→ Exercise brief: In the data below, find each line that contains the word "соответствует" and copy it.

*** Block opens ***

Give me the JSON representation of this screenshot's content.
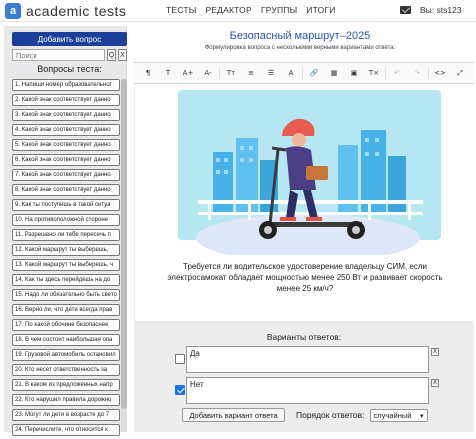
{
  "header": {
    "logo_letter": "a",
    "logo_text": "academic tests",
    "nav": [
      "ТЕСТЫ",
      "РЕДАКТОР",
      "ГРУППЫ",
      "ИТОГИ"
    ],
    "user": "Вы: sts123"
  },
  "sidebar": {
    "add_button": "Добавить вопрос",
    "search_placeholder": "Поиск",
    "search_go": "Q",
    "search_clear": "X",
    "list_title": "Вопросы теста:",
    "questions": [
      "1. Напиши номер образовательног",
      "2. Какой знак соответствует данно",
      "3. Какой знак соответствует данно",
      "4. Какой знак соответствует данно",
      "5. Какой знак соответствует данно",
      "6. Какой знак соответствует данно",
      "7. Какой знак соответствует данно",
      "8. Какой знак соответствует данно",
      "9. Как ты поступишь в такой ситуа",
      "10. На противоположной стороне",
      "11. Разрешено ли тебе пересечь п",
      "12. Какой маршрут ты выберешь,",
      "13. Какой маршрут ты выберешь, ч",
      "14. Как ты здесь перейдешь на до",
      "15. Надо ли обязательно быть свето",
      "16. Верно ли, что дети всегда прав",
      "17. По какой обочине безопаснее",
      "18. В чем состоит наибольшая опа",
      "19. Грузовой автомобиль остановил",
      "20. Кто несет ответственность за",
      "21. В каком из предложенных напр",
      "22. Кто нарушил правила дорожно",
      "23. Могут ли дети в возрасте до 7",
      "24. Перечислите, что относится к"
    ]
  },
  "survey": {
    "title": "Безопасный маршрут–2025",
    "subtitle": "Формулировка вопроса с несколькими верными вариантами ответа:",
    "question_text": "Требуется ли водительское удостоверение владельцу СИМ, если электросамокат обладает мощностью менее 250 Вт и развивает скорость менее 25 км/ч?"
  },
  "toolbar": {
    "icons": [
      "paragraph-format-icon",
      "font-size-icon",
      "increase-font-icon",
      "decrease-font-icon",
      "text-style-icon",
      "align-icon",
      "list-icon",
      "text-color-icon",
      "link-icon",
      "table-icon",
      "image-icon",
      "clear-format-icon",
      "undo-icon",
      "redo-icon",
      "code-view-icon",
      "fullscreen-icon"
    ],
    "labels": [
      "¶",
      "T",
      "A+",
      "A-",
      "Tт",
      "≡",
      "☰",
      "A",
      "🔗",
      "▦",
      "▣",
      "T×",
      "↶",
      "↷",
      "<>",
      "⤢"
    ]
  },
  "answers": {
    "title": "Варианты ответов:",
    "items": [
      {
        "text": "Да",
        "checked": false
      },
      {
        "text": "Нет",
        "checked": true
      }
    ],
    "remove_label": "X",
    "add_button": "Добавить вариант ответа",
    "order_label": "Порядок ответов:",
    "order_value": "случайный"
  }
}
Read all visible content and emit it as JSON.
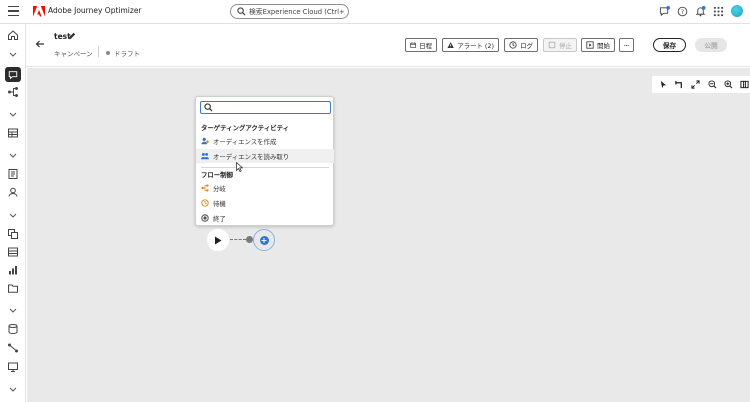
{
  "app": {
    "title": "Adobe Journey Optimizer"
  },
  "search": {
    "placeholder": "検索Experience Cloud (Ctrl+/)"
  },
  "campaign": {
    "title": "test",
    "type": "キャンペーン",
    "status": "ドラフト"
  },
  "actions": {
    "schedule": "日程",
    "alerts": "アラート (2)",
    "log": "ログ",
    "stop": "停止",
    "start": "開始",
    "save": "保存",
    "publish": "公開"
  },
  "popover": {
    "search_placeholder": "",
    "sections": [
      {
        "title": "ターゲティングアクティビティ",
        "items": [
          {
            "label": "オーディエンスを作成",
            "icon": "build-audience-icon"
          },
          {
            "label": "オーディエンスを読み取り",
            "icon": "read-audience-icon"
          }
        ]
      },
      {
        "title": "フロー制御",
        "items": [
          {
            "label": "分岐",
            "icon": "fork-icon"
          },
          {
            "label": "待機",
            "icon": "wait-icon"
          },
          {
            "label": "終了",
            "icon": "end-icon"
          }
        ]
      }
    ]
  },
  "colors": {
    "accent": "#2f74d0",
    "avatar": "#1aa3c6",
    "logo": "#eb1000"
  }
}
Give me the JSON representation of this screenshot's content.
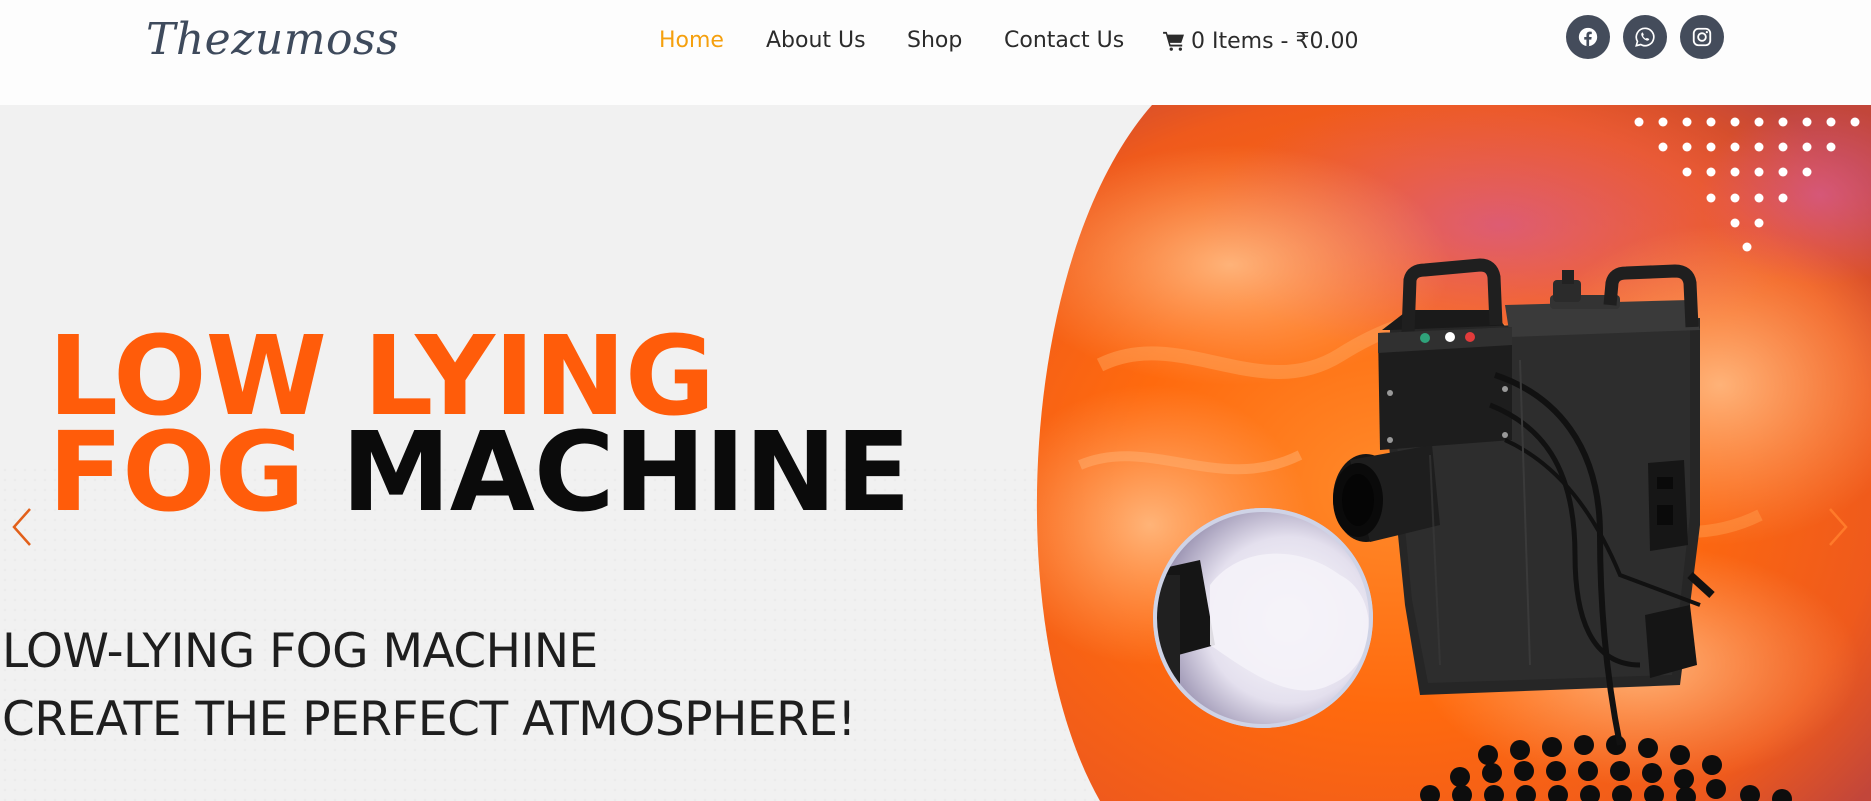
{
  "header": {
    "logo": "Thezumoss",
    "nav": [
      {
        "label": "Home",
        "active": true
      },
      {
        "label": "About Us",
        "active": false
      },
      {
        "label": "Shop",
        "active": false
      },
      {
        "label": "Contact Us",
        "active": false
      }
    ],
    "cart_label": "0 Items - ₹0.00",
    "social": [
      "facebook-icon",
      "whatsapp-icon",
      "instagram-icon"
    ]
  },
  "hero": {
    "headline_line1": "LOW LYING",
    "headline_word_orange": "FOG",
    "headline_word_black": "MACHINE",
    "subtitle_1": "LOW-LYING FOG MACHINE",
    "subtitle_2": "CREATE THE PERFECT ATMOSPHERE!",
    "image": "fog-machine-product-image"
  },
  "colors": {
    "accent_orange": "#ff5c0a",
    "nav_active": "#f5a00e",
    "social_bg": "#444c5b",
    "hero_bg": "#f1f1f1"
  }
}
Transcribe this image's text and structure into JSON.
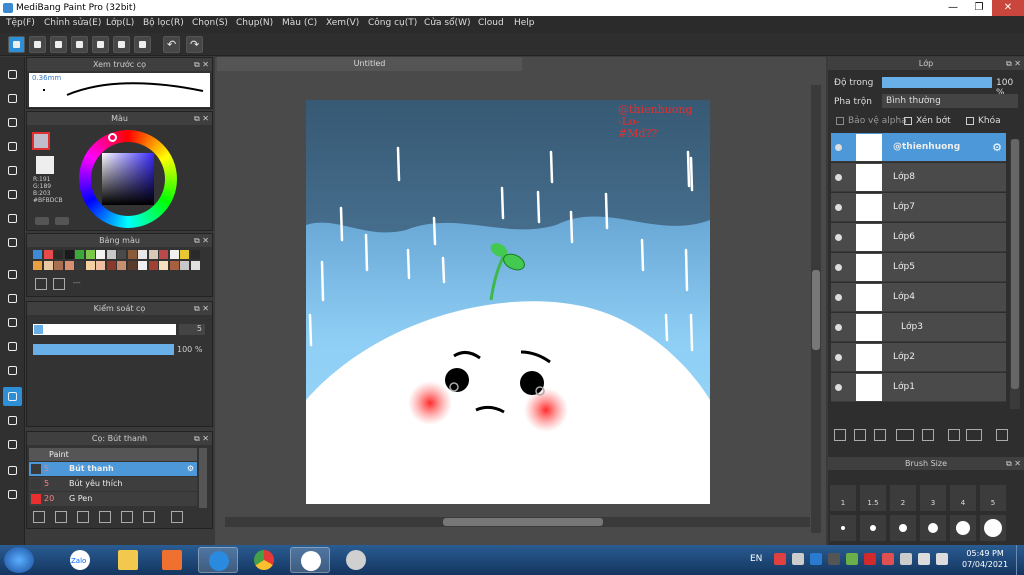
{
  "window": {
    "title": "MediBang Paint Pro (32bit)",
    "minimize": "—",
    "maximize": "❐",
    "close": "✕"
  },
  "menu": [
    "Tệp(F)",
    "Chỉnh sửa(E)",
    "Lớp(L)",
    "Bộ lọc(R)",
    "Chọn(S)",
    "Chụp(N)",
    "Màu (C)",
    "Xem(V)",
    "Công cụ(T)",
    "Cửa sổ(W)",
    "Cloud",
    "Help"
  ],
  "toolbar": {
    "icons": [
      "canvas-icon",
      "export-icon",
      "comment-icon",
      "page-icon",
      "doc-icon",
      "grid-icon",
      "snap-icon",
      "undo-icon",
      "redo-icon"
    ],
    "undo_glyph": "↶",
    "redo_glyph": "↷"
  },
  "panels": {
    "brush_preview": {
      "title": "Xem trước cọ",
      "size": "0.36mm"
    },
    "color": {
      "title": "Màu",
      "r": "R:191",
      "g": "G:189",
      "b": "B:203",
      "hex": "#BFBDCB",
      "foreground": "#e8e8e8",
      "current": "#BFBDCB"
    },
    "palette": {
      "title": "Bảng màu",
      "swatches": [
        "#3b8bd6",
        "#e84a4a",
        "#2a2a2a",
        "#1a1a1a",
        "#3aa83a",
        "#7ac74a",
        "#f2f2f2",
        "#c8c8c8",
        "#4a4a4a",
        "#8b5a3a",
        "#e8e8e8",
        "#d8c8b8",
        "#b84a4a",
        "#f0f0f0",
        "#e8c830",
        "#2a2a2a",
        "#e8a040",
        "#e8c8a0",
        "#a87050",
        "#d89070",
        "#3a3a3a",
        "#f5d0a0",
        "#f0c0a0",
        "#8a3a2a",
        "#c89070",
        "#5a3a2a",
        "#f0f0f0",
        "#a04030",
        "#f5e0c0",
        "#a86040",
        "#c8c8c8",
        "#e0e0e0"
      ],
      "dash": "---"
    },
    "brush_control": {
      "title": "Kiểm soát cọ",
      "size_value": "5",
      "opacity_value": "100 %",
      "opacity_level": 1.0
    },
    "brush_list": {
      "title": "Cọ: Bút thanh",
      "group": "Paint",
      "items": [
        {
          "size": "5",
          "name": "Bút thanh",
          "color": "#3a3a3a",
          "selected": true
        },
        {
          "size": "5",
          "name": "Bút yêu thích",
          "color": "#3a3a3a",
          "selected": false
        },
        {
          "size": "20",
          "name": "G Pen",
          "color": "#e83030",
          "selected": false
        }
      ]
    }
  },
  "canvas": {
    "tab_title": "Untitled",
    "watermark": [
      "@thienhuong",
      "-Lo-",
      "#Md??"
    ]
  },
  "layers": {
    "title": "Lớp",
    "opacity_label": "Độ trong",
    "opacity_value": "100 %",
    "blend_label": "Pha trộn",
    "blend_value": "Bình thường",
    "protect_alpha": "Bảo vệ alpha",
    "clipping": "Xén bớt",
    "lock": "Khóa",
    "items": [
      {
        "name": "@thienhuong",
        "selected": true
      },
      {
        "name": "Lớp8"
      },
      {
        "name": "Lớp7"
      },
      {
        "name": "Lớp6"
      },
      {
        "name": "Lớp5"
      },
      {
        "name": "Lớp4"
      },
      {
        "name": "Lớp3"
      },
      {
        "name": "Lớp2"
      },
      {
        "name": "Lớp1"
      }
    ]
  },
  "brush_size": {
    "title": "Brush Size",
    "labels": [
      "1",
      "1.5",
      "2",
      "3",
      "4",
      "5"
    ]
  },
  "taskbar": {
    "lang": "EN",
    "time": "05:49 PM",
    "date": "07/04/2021",
    "apps": [
      "zalo-icon",
      "folder-icon",
      "media-icon",
      "ie-icon",
      "chrome-icon",
      "paint-app-icon",
      "snipping-icon"
    ],
    "zalo_label": "Zalo"
  }
}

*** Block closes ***

→ Task output:
      "2. Какой знак соответствует данно",
      "3. Какой знак соответствует данно",
      "4. Какой знак соответствует данно",
      "5. Какой знак соответствует данно",
      "6. Какой знак соответствует данно",
      "7. Какой знак соответствует данно",
      "8. Какой знак соответствует данно",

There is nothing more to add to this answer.